Jean-Marc is wearing a long woolen coat and a cap similar to the one sported by Jean-Paul Belmondo in the movie Breathless. He is holding a briefcase that hides an automatic pistol in one hand and a sports bag containing 200,000 dollars in small bills in the other. The time is 8:45 am, January 2007. He makes his way to the roof of a parking garage at Knoxville airport in Tennessee. Camped out in a hotel opposite, a group of FBI agents are watching his every move.
The mark for this operation is a man by the name of Roy Lynn Oakley. He stole uranium rods from the nuclear research center where he works, and is looking to sell them to the French. The FBI caught wind of his scheme, and called on special agent Marc Ruskin to apprehend him. Ruskin was born in Paris and speaks fluent French, making him the ideal candidate for a spy tasked by his government to acquire stocks of American uranium.
With the transaction concluded, the FBI bursts onto the scene and seizes the mark. To keep the special agent’s cover, Jean-Marc is also arrested. He plays the role to perfection, cursing the masked men leading him away: “I am a tooreest! You have no right… I want to call the quonsulattte!” Marc Ruskin breathes a sigh of relief; his mission could have ended in bloodshed. “Throughout our conversation, the mark kept his right hand in his pocket,” he remembers. “He was armed.”
The Only French-American Agent in the FBI
Special agent Ruskin retired in 2012. Today he runs a law firm in Manhattan, teaches criminology at John Jay College, and gives conferences about his career in the FBI and his undercover missions in the criminal underworld. He also recounted his adventures in a book, The Pretender, published in 2017 (and translated into French in 2022 as Le caméléon). He received us at his home in Manhattan. The table in the family room is strewn with files, and his children’s toys cover the floor.
Ruskin no longer has a Parisian accent, but he is still the only French-American ever recruited by the FBI. His father, an American, and his mother, a Franco-Argentinian, met in Paris and moved to New York in the 1960s. After going to school at the Lycée Français and studying psychology at university, he originally planned to study economics before finally going to law school. He joined the FBI in 1985.
“They say that undercover agents have more in common with criminals than with the police,” says Ruskin. He has angular features with piercing blue eyes and can’t keep his hands still. “It’s not a cliché. Undercover agents believe in their missions; they want to fight crime and protect society, but they also resist authority. They like to work alone.”

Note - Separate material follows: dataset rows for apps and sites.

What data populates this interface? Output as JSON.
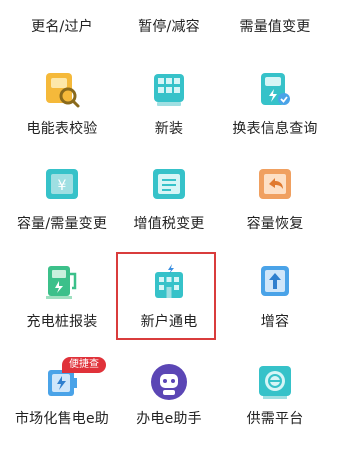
{
  "grid": {
    "row0": [
      "更名/过户",
      "暂停/减容",
      "需量值变更"
    ],
    "row1": [
      "电能表校验",
      "新装",
      "换表信息查询"
    ],
    "row2": [
      "容量/需量变更",
      "增值税变更",
      "容量恢复"
    ],
    "row3": [
      "充电桩报装",
      "新户通电",
      "增容"
    ],
    "row4": [
      "市场化售电e助",
      "办电e助手",
      "供需平台"
    ]
  },
  "badge": "便捷查",
  "icons": {
    "row1": [
      "meter-search-icon",
      "grid-panel-icon",
      "meter-check-icon"
    ],
    "row2": [
      "yen-box-icon",
      "tax-doc-icon",
      "restore-arrow-icon"
    ],
    "row3": [
      "charging-pile-icon",
      "building-power-icon",
      "upload-arrow-icon"
    ],
    "row4": [
      "battery-box-icon",
      "robot-assistant-icon",
      "supply-platform-icon"
    ]
  },
  "colors": {
    "highlight": "#d93c3c",
    "badge": "#e0323a",
    "yellow": "#f5b93a",
    "teal": "#36c2c9",
    "orange": "#f0a060",
    "blue": "#4aa3e8",
    "green": "#3cc08a",
    "purple": "#5b46b5"
  }
}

Building a Convincing Identity
Undercover agents are often on their own in the field, but their identities are the result of painstaking teamwork. This part of the job is called “backstopping.” Each agent needs a rock-solid identity if they want to infiltrate a Wall Street trading company, a mafia crime family, or a network of Côte d’Ivoire counterfeiters. “That was the creative side to my job,” says Ruskin with a smile. “I had to come up with a realistic character capable of earning the trust of a mark, with their own personality, background, manner of speaking, and style.”
Jean-Marc Haddock was a French surfer in Puerto Rico; he had long hair and wore a T-shirt baggy enough to hide a Smith & Wesson revolver. Henri Marc Renard, a graduate of a prestigious university on the East Coast, was a banker in Manhattan and rented a luxury apartment near Washington Square Park. Alex Perez, a long-haired petty crook from the Bronx, had a penchant for Gucci shirts, Rolex watches, and Cartier sunglasses.
Ruskin had more than a dozen aliases throughout his career, and just as many pagers, cell phones, wallets, driving licenses, credit cards, social security numbers, business cards, degrees, email addresses, library cards, and even gym memberships. “At one time I had four different cell phones. I was in demand because I spoke fluent French and Spanish!”
A Glock Under His Shirt
One of Ruskin’s final creations was named Pascal Latour (“A touch of class without the pretention of a hyphenated last name”), a Parisian businessman who loved money and beautiful women, who bought his suits in Buenos Aires and wore ties by Hermès. In this role, he helped arrest 22 corrupt arms dealers in what was known as Africa Sting.
There is little chance of businessmen looking for revenge after a mission, but there is less certainty with heroin dealers, for example. “Criminals are angry when they are apprehended, but they know it’s not worth taking out an FBI agent and spending the rest of their life on the run,” says Ruskin. Although that does not stop him sliding an automatic Glock pistol into his belt when he leaves his apartment. “I don’t want to find myself in a situation where the bad guys are armed and I’m not.”